|International Classification||C12N15/86, C07K14/825, C07K14/02|
|Cooperative Classification||C12N15/86, C07K14/825, C07K2319/00, C12N2730/10122, C07K14/005, C12N2830/002|
|European Classification||C07K14/005, C07K14/825, C12N15/86|
|Jan 16, 1984||AS||Assignment|
Owner name: INTEGRATED GENETICS, INC., FRAMINGHAM, MA A DE COR
Free format text: ASSIGNMENT OF ASSIGNORS INTEREST.;ASSIGNORS:FITTS, RENEE A.;HSIUNG, NANCY;HAMER, DEAN H.;REEL/FRAME:004219/0594
Effective date: 19831128
|Aug 9, 1988||CC||Certificate of correction|
|Mar 29, 1991||FPAY||Fee payment|
Year of fee payment: 4
|Feb 16, 1995||FPAY||Fee payment|
Year of fee payment: 8

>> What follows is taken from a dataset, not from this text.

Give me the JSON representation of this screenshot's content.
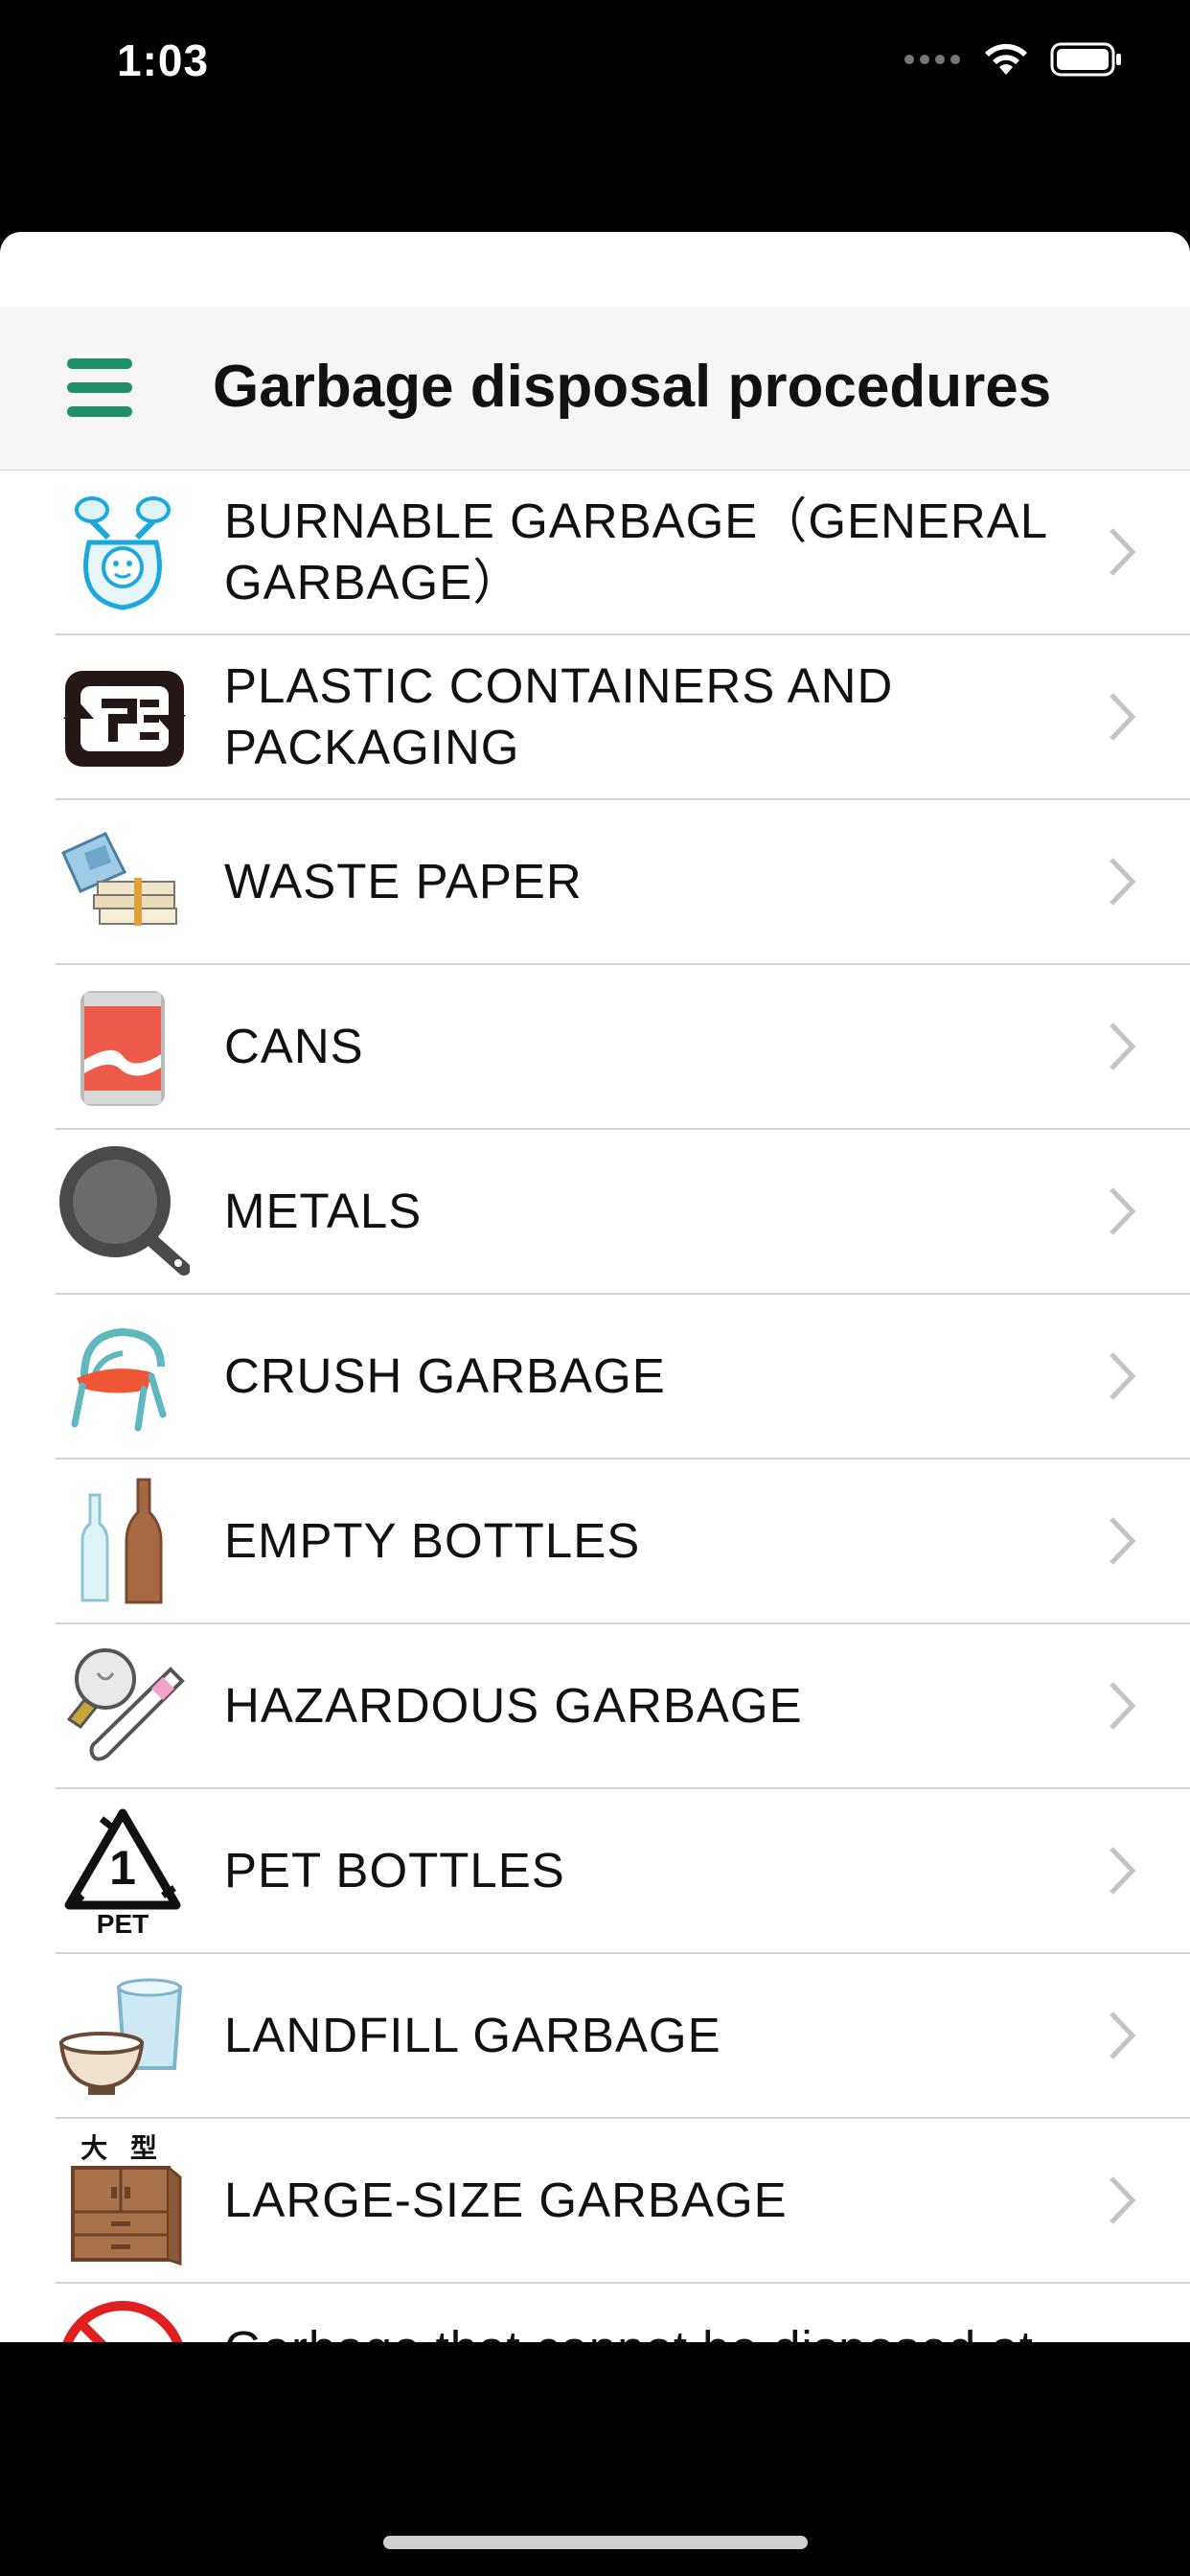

|Feb 25, 1999||FPAY||Fee payment|
Year of fee payment: 12